    The Daytrippers


    As I sit here in LA, trying to survive 90 degree weather on a late September day, I realize how much I love cold weather New York movies. Something very cinematic about layers, of thigh high tights and pretentious scarves. There isn’t much character in sandals, what do the toes know?

    Promising debut from Mottola, straddles the tightrope between empathy and sympathy remarkably well. Knows that he doesn’t have to approve of his characters to still love them. My favorite scene…

  • Crimson Peak

    Crimson Peak


    Fine as a lark, but feels like a missed opportunity. Enjoys itself as pastiche but has no real conviction in itself, can’t help but feel like an R rated version of a Disney ride. Jim Beavers one of our more natural actors, effortlessly convincing. Hiddleston in his natural habitat, Chastain all cool and billowy in her gowns.

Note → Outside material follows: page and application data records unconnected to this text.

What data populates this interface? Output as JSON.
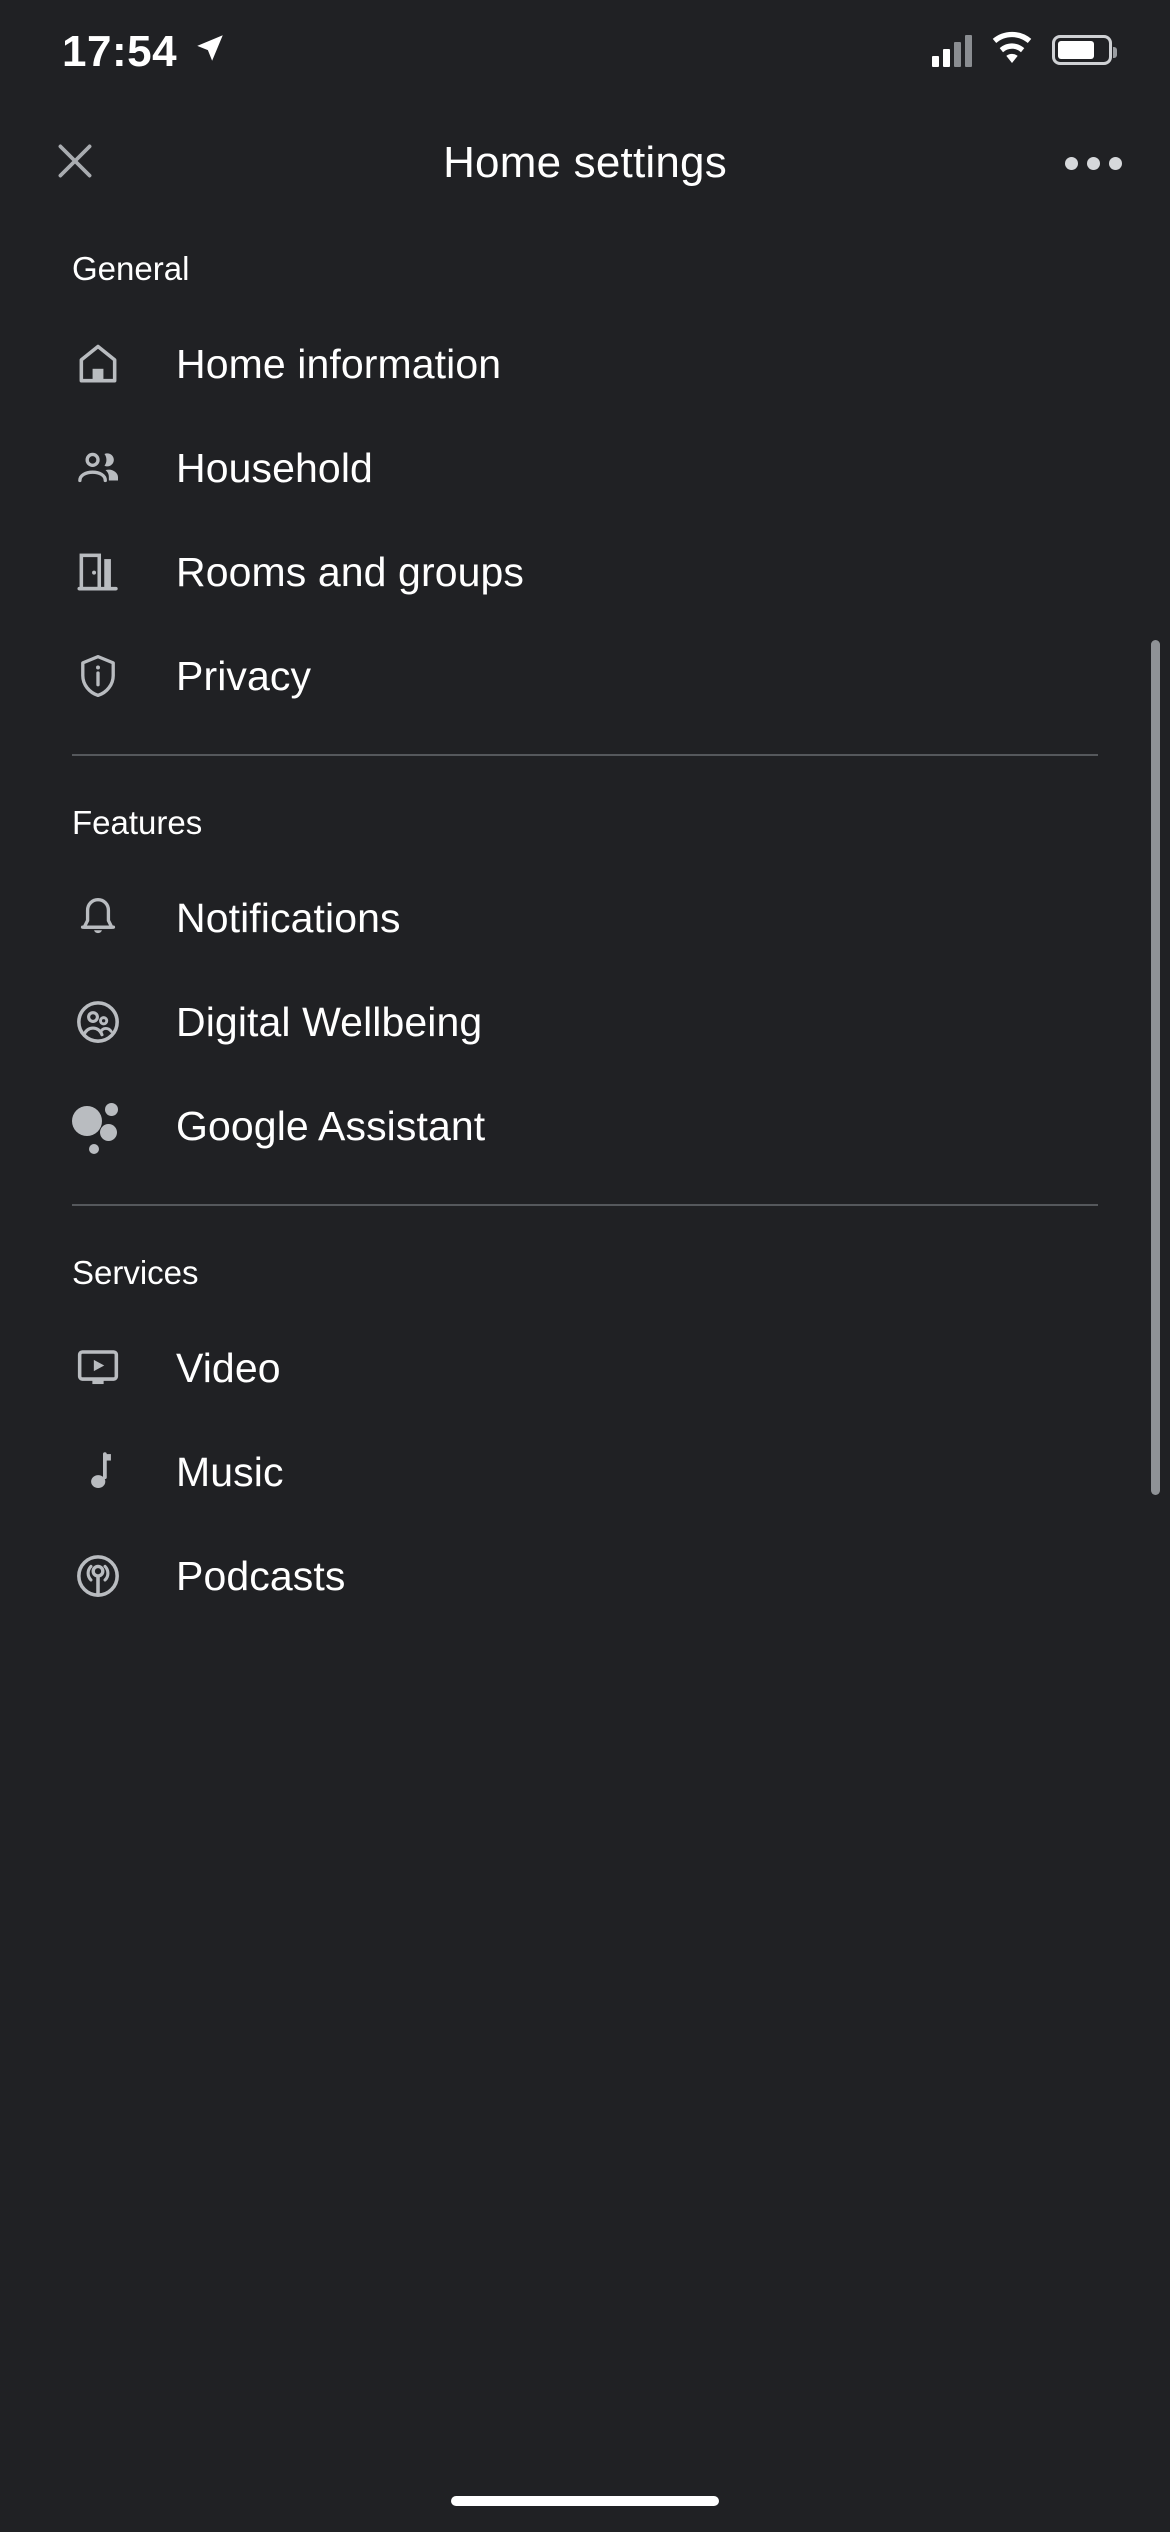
{
  "status_bar": {
    "time": "17:54",
    "location_icon": "location-arrow-icon",
    "signal_icon": "cellular-signal-icon",
    "signal_bars_filled": 2,
    "signal_bars_total": 4,
    "wifi_icon": "wifi-icon",
    "battery_icon": "battery-icon",
    "battery_level_percent": 74
  },
  "app_bar": {
    "close_label": "close-icon",
    "title": "Home settings",
    "more_label": "more-options-icon"
  },
  "sections": [
    {
      "title": "General",
      "items": [
        {
          "label": "Home information",
          "icon": "house-icon"
        },
        {
          "label": "Household",
          "icon": "people-icon"
        },
        {
          "label": "Rooms and groups",
          "icon": "door-icon"
        },
        {
          "label": "Privacy",
          "icon": "shield-info-icon"
        }
      ]
    },
    {
      "title": "Features",
      "items": [
        {
          "label": "Notifications",
          "icon": "bell-icon"
        },
        {
          "label": "Digital Wellbeing",
          "icon": "family-circle-icon"
        },
        {
          "label": "Google Assistant",
          "icon": "google-assistant-icon"
        }
      ]
    },
    {
      "title": "Services",
      "items": [
        {
          "label": "Video",
          "icon": "video-monitor-play-icon"
        },
        {
          "label": "Music",
          "icon": "music-note-icon"
        },
        {
          "label": "Podcasts",
          "icon": "podcast-broadcast-icon"
        }
      ]
    }
  ],
  "colors": {
    "background": "#202124",
    "primary_text": "#ffffff",
    "icon": "#b9bcc0",
    "divider": "#55585c",
    "scrollbar": "#8f9296"
  }
}
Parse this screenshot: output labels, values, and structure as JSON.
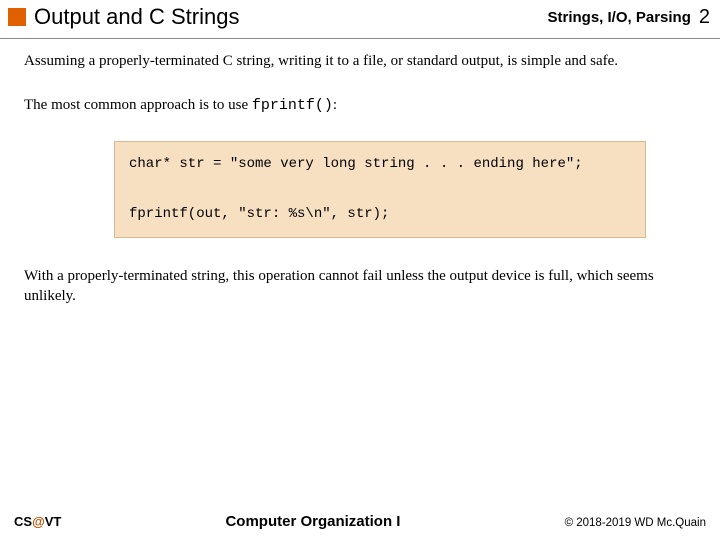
{
  "header": {
    "title": "Output and C Strings",
    "topic": "Strings, I/O, Parsing",
    "page_number": "2"
  },
  "body": {
    "para1": "Assuming a properly-terminated C string, writing it to a file, or standard output, is simple and safe.",
    "para2_prefix": "The most common approach is to use ",
    "para2_code": "fprintf()",
    "para2_suffix": ":",
    "code": "char* str = \"some very long string . . . ending here\";\n\nfprintf(out, \"str: %s\\n\", str);",
    "para3": "With a properly-terminated string, this operation cannot fail unless the output device is full, which seems unlikely."
  },
  "footer": {
    "left_cs": "CS",
    "left_at": "@",
    "left_vt": "VT",
    "center": "Computer Organization I",
    "right": "© 2018-2019 WD Mc.Quain"
  }
}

  • Mystic Pizza

    Mystic Pizza


    Mystic Pizza Or Red Flags and the Women That Ignore them. Working class ethnic fantasy with three storylines that interweave, I kind of resent it because it’s something I would probably write. Women empowerment in movies is tricky, even when it’s written by a woman it always feels a little inauthentic, the same way overtly masculine films always ring hollow. 

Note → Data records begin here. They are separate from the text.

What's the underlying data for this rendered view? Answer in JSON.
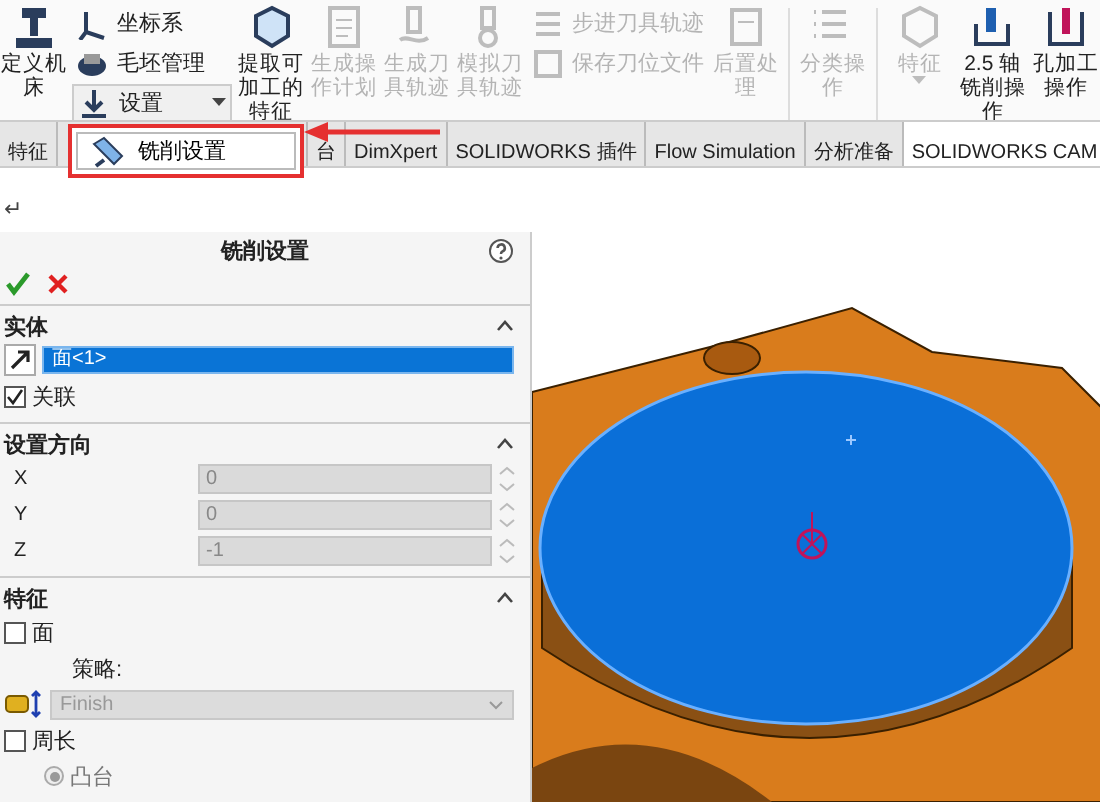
{
  "ribbon": {
    "columns": [
      {
        "kind": "large",
        "label": "定义机床",
        "disabled": false
      },
      {
        "kind": "stack",
        "items": [
          {
            "label": "坐标系",
            "disabled": false,
            "dropdown": false
          },
          {
            "label": "毛坯管理",
            "disabled": false,
            "dropdown": false
          },
          {
            "label": "设置",
            "disabled": false,
            "dropdown": true
          }
        ]
      },
      {
        "kind": "large",
        "label": "提取可加工的特征",
        "disabled": false
      },
      {
        "kind": "large",
        "label": "生成操作计划",
        "disabled": true
      },
      {
        "kind": "large",
        "label": "生成刀具轨迹",
        "disabled": true
      },
      {
        "kind": "large",
        "label": "模拟刀具轨迹",
        "disabled": true
      },
      {
        "kind": "stack",
        "items": [
          {
            "label": "步进刀具轨迹",
            "disabled": true,
            "dropdown": false
          },
          {
            "label": "保存刀位文件",
            "disabled": true,
            "dropdown": false
          }
        ]
      },
      {
        "kind": "large",
        "label": "后置处理",
        "disabled": true
      },
      {
        "kind": "separator"
      },
      {
        "kind": "large",
        "label": "分类操作",
        "disabled": true
      },
      {
        "kind": "separator"
      },
      {
        "kind": "large",
        "label": "特征",
        "disabled": true,
        "dropdown": true
      },
      {
        "kind": "large",
        "label": "2.5 轴铣削操作",
        "disabled": false
      },
      {
        "kind": "large",
        "label": "孔加工操作",
        "disabled": false
      }
    ]
  },
  "tabs": [
    {
      "label": "特征",
      "selected": false
    },
    {
      "label": "台",
      "selected": false
    },
    {
      "label": "DimXpert",
      "selected": false
    },
    {
      "label": "SOLIDWORKS 插件",
      "selected": false
    },
    {
      "label": "Flow Simulation",
      "selected": false
    },
    {
      "label": "分析准备",
      "selected": false
    },
    {
      "label": "SOLIDWORKS CAM",
      "selected": true
    }
  ],
  "dropdown_menu": {
    "items": [
      {
        "label": "铣削设置"
      }
    ]
  },
  "return_mark": "↵",
  "panel": {
    "title": "铣削设置",
    "sections": [
      {
        "title": "实体",
        "expanded": true,
        "rows": [
          {
            "kind": "selection",
            "value": "面<1>"
          },
          {
            "kind": "checkbox",
            "label": "关联",
            "checked": true
          }
        ]
      },
      {
        "title": "设置方向",
        "expanded": true,
        "rows": [
          {
            "kind": "number",
            "label": "X",
            "value": "0",
            "disabled": true
          },
          {
            "kind": "number",
            "label": "Y",
            "value": "0",
            "disabled": true
          },
          {
            "kind": "number",
            "label": "Z",
            "value": "-1",
            "disabled": true
          }
        ]
      },
      {
        "title": "特征",
        "expanded": true,
        "rows": [
          {
            "kind": "checkbox",
            "label": "面",
            "checked": false
          },
          {
            "kind": "label",
            "label": "策略:"
          },
          {
            "kind": "dropdown",
            "value": "Finish",
            "disabled": true
          },
          {
            "kind": "checkbox",
            "label": "周长",
            "checked": false
          },
          {
            "kind": "radio",
            "label": "凸台",
            "selected": true,
            "disabled": true
          }
        ]
      }
    ]
  }
}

    I enjoyed the small touches of this small town, the Portuguese culture that flits out almost subconsciously from our second…

  • Red Eye

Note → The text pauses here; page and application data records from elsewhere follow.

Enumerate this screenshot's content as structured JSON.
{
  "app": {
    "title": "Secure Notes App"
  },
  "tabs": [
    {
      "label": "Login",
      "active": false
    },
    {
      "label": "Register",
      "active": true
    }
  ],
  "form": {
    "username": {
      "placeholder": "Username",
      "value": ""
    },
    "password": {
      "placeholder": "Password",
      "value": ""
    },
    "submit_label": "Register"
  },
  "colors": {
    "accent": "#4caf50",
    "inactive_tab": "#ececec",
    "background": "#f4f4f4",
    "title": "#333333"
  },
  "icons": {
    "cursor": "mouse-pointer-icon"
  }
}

    Red Eye


    Craven makes this work, either through spite or sheer tyranny of will. Teeters on the edge of parody but conviction and a thousand small gestures carries this across the finish line. Can’t help but feel we let Rachel McAdams down in some way.

  • See How They Run

    See How They Run


    A cozy time at the theater, your grandma and/or softly reactionary friend will love this. Another whodunnit that it overtly about whodunnits, I just wish the next one won’t have to be a commentary on itself and can simply exist. Ronan goes a long way to making this work, she gets some good lines but her timing really makes the jokes zing.

    I try to think myself above responding to letterboxd reviews, but am frustrated with many of them comparing this to Wes Anderson. Wes doesn’t own the past! It was in fact around a long time before he even existed!

  • Fright Night

    Fright Night


    Not necessarily bad, just lacking any justification for its existence. All the story beats from the original are dutifully copied but without any understanding of their purpose. This leads to several odd cases of mistranslation. They turn Peter Vincent from a faded horror star to Las Vegas magician, robbing his arc of any thematic heft. Vincent thinks he’s wasted his life as a schlocky genre star, there’s no real irony in his conversion if he doesn’t have anything to justify. …

  • Barbarian



    Gnarly little feature, like something young Wes Craven would dish out back when he was hungry and mean. Does the “horror movie with overt elevated meaning” as well as anyone has done so far, which means I only rolled my eyes about twice during this. But I was covering my eyes as I rolled them, the scares are that effective.

  • Hard Eight

    Hard Eight


    I rarely gamble, and when I do I don’t enjoy it. Despite that I’ve always loved movies about gambler culture. Something cozy and communal about this group of ruffians who dispel so much mental energy just to make an adequate amount of money. The best parts of Hard Eight stick to that milieu, to the shorthand and shortcuts of this very particular ecosystem. Movie starts to drag when it starts adding plot to the pot. To his credit PTA learned…

  • Austin Powers: The Spy Who Shagged Me

    Austin Powers: The Spy Who Shagged Me


    Even more episodic than the first, some of those episodes hit and some miss spectacularly. Spent an inordinate amount of time upset at the treatment of Vanessa Kensington, who deserved better. Not helped that she’s replaced by Heather Graham, who is game but entirely unfit for the role. Even when she’s in on the joke it still feels like it’s going over her head. Maybe latent prejudice on my part but a takeaway is a takeaway.

  • I Know What You Did Last Summer

    I Know What You Did Last Summer


    Feints at some twists but then plays it sickeningly straight. Sarah Michelle Gellar is the best thing here, it’s inexplicable that she didn’t have a more sustained movie career.

  • Top Gun: Maverick

    Top Gun: Maverick

    Joints are a bit more exposed this go around, the original is still inferior but was at least too odd to be mechanical. There is not an ounce surprising in Maverick. But sometimes you don’t want to be surprised, you just want Tom to break a few G’s and Jennifer Connelly to pour you a miraculously foam free beer. John Wayne would know what I’m talking about.

  • The Gift

    The Gift


    I bit too much of a nerd revenge fantasy, but there’s some good stuff here. Hall really sells the material, and Bateman is never happier than when he gets to play an utter scumbag.